The importance of soil microbiology is to build structure which retains water and nutrients, therefore improving pore spaces for air, and using up organic matter. The healthiest ecosystems on Earth have a vast richness of plant beneficial microorganisms and never once were any fertilizers applied for fertility, no toxic sprays were used. The layers of biodiversity enables this energy return. Plants in the agriculture field can reach a full potential removing the invasive competition of weeds, adding beneficial soil biology, remove plant stressing enemies in the soil and by helping roots to grow deep gaining more water! Beneficial soil biology helps build the aggregates for soil structure which retains more water and plant foods.

Why are they still standing?  

My aim is to help you find the valuable resources which have gone missing, life in the soil which makes plants grow and to offer plants the native life they require.

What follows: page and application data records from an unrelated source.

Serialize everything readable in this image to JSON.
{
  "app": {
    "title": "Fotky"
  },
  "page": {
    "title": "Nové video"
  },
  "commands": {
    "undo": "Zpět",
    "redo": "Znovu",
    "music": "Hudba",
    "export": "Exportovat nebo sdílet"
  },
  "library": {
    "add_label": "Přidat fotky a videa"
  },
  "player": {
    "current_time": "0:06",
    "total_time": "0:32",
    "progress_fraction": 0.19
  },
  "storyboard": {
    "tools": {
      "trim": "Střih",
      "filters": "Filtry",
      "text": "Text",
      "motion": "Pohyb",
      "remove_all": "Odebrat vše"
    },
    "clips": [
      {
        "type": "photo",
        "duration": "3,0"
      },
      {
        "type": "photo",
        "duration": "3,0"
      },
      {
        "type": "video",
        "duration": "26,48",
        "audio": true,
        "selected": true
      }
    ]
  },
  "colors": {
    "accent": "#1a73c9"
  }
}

There are more useful microbes for plants than others- keep reading and viewing the slides to learn!

From experience- from looking under the microscope, any soil which has been touched by state forestry, loggers or any farming has nothing near the natural undisturbed microbiology richness seen in the remaining old growth forests of today. It can be replenished! Doing this will not only help humanity, but the abundance of fish, wildlife and everything that needs the food web- showing the dominion of man and nature can be lasting.

Head over to the video gallery to see other protozoa and bacterial species!